Peter Obi, the presidential candidate of the Labour Party (LP), has unveiled his eagerly-awaited manifesto. The 72-page manifesto, titled ‘It’s POssible: Our Pact with Nigerians’, was released on Sunday.
The manifesto listed seven priority areas that Obi’s administration would concentrate on if elected president.
Here are some of the highlights of the manifesto.
One of the priorities of the manifesto is to shift emphasis from production to consumption by creating a production-centred economy driven by an agrarian revolution and export-oriented industrialisation.
The former Anambra governor promised to “aggressively” pursue policies and programmes that will enhance the productivity of all sectors of the Nigerian economy.
He added that his administration would create programmes for youths in order to achieve greater synergy between their skill sets and talents.
On diversification of the economy, Obi said his administration will increase the export potential of the country’s agriculture and natural resources value chain.
The LP presidential candidate reiterated his commitment to putting a “permanent end” to incessant banditry, insurgency, kidnapping and cross-border terrorism.
He promised to increase the personnel of the armed forces, police and other security agencies, and adequately fund them in order to enhance their capacities to respond to security threats.
Obi promised to remove the current salary structure of the national minimum wage in which workers are being paid on a monthly basis and replace it with an “hourly productivity-based national minimum rate”.
The LP presidential candidate said private and public sector employers would pay their workers based on their actual productivity.
In the 72-page manifesto, Obi said his administration will “critically review” the 68 items on the exclusive list and move the agreed items to the concurrent list.
He promised that within the first year of his administration, he will commence with the immediate implementation of the Stephen Oronsaye report, which recommended the merger of some ministries, departments and agencies (MDAs).
“Review all the regulatory agencies of Nigeria with a plan to gradually move away from a bureaucratic approach to incentive-based regulation that is based on cost-benefit analysis,” the manifesto said.
“In this regard, we will establish the Office of Regulatory Review in the Executive Office of the President to review and harmonise proposed regulations to ensure they pass cost-benefit analysis and enhance economic efficiency and social justice before they are enacted.

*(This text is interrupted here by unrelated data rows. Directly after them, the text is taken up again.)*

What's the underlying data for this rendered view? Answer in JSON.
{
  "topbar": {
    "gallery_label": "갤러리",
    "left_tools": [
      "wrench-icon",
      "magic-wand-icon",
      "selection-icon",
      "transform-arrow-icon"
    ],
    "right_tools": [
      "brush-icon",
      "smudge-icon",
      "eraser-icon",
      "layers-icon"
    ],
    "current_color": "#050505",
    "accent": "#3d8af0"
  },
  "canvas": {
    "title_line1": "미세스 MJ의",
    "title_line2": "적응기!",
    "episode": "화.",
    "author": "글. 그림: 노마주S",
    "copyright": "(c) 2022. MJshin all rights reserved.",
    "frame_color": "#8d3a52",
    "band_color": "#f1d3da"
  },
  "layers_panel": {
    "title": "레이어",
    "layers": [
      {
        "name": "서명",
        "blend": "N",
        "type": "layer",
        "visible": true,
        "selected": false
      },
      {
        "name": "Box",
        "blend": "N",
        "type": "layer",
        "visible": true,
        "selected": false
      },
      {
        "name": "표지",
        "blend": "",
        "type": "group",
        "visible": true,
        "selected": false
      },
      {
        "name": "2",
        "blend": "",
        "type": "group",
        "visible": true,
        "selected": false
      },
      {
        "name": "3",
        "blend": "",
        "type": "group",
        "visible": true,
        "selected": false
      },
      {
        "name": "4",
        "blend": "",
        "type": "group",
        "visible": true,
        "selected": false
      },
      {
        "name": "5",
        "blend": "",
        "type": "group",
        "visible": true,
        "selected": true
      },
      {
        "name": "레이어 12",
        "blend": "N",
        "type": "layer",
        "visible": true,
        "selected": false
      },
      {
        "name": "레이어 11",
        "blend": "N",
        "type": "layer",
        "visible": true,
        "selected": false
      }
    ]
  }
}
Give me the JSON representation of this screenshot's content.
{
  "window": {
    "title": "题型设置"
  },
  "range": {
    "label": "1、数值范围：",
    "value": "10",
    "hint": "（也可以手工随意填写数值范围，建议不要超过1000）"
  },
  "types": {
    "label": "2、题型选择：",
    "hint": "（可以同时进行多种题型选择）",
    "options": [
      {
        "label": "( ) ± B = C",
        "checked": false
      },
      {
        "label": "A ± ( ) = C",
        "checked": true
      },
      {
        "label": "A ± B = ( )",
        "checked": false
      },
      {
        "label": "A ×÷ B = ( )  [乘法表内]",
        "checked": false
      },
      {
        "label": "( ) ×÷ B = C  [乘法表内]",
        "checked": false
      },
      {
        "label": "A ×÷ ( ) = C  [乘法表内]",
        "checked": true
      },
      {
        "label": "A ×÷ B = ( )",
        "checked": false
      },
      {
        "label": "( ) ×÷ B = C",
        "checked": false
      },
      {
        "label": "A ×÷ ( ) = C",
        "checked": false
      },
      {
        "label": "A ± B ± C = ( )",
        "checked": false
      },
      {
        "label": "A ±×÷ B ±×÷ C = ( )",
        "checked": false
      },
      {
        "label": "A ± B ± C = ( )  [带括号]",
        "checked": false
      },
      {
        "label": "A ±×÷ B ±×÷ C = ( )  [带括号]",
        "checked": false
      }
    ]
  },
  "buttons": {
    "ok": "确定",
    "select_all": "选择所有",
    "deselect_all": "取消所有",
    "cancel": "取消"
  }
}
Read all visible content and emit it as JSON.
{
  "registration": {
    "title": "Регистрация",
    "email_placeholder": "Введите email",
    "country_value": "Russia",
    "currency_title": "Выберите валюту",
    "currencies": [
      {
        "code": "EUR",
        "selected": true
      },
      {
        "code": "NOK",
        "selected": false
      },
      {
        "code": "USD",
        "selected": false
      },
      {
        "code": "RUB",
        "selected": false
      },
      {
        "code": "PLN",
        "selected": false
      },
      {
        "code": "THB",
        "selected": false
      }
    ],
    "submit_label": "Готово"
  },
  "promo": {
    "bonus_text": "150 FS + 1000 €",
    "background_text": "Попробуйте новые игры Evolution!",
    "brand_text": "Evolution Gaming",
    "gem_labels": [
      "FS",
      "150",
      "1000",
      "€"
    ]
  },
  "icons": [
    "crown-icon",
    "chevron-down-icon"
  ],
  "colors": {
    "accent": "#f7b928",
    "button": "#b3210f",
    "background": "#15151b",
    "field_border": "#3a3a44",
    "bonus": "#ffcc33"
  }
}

He added that he will address legislation guiding the funding access modalities to Universal Basic Education Commission (UBEC), and the Tertiary Education Trust Fund (TETFund), in order to remove prevailing bottlenecks.
On healthcare policy, he promised to provide health insurance coverage to “133 million poorest Nigerians including pregnant women, children, the aged and the disabled”.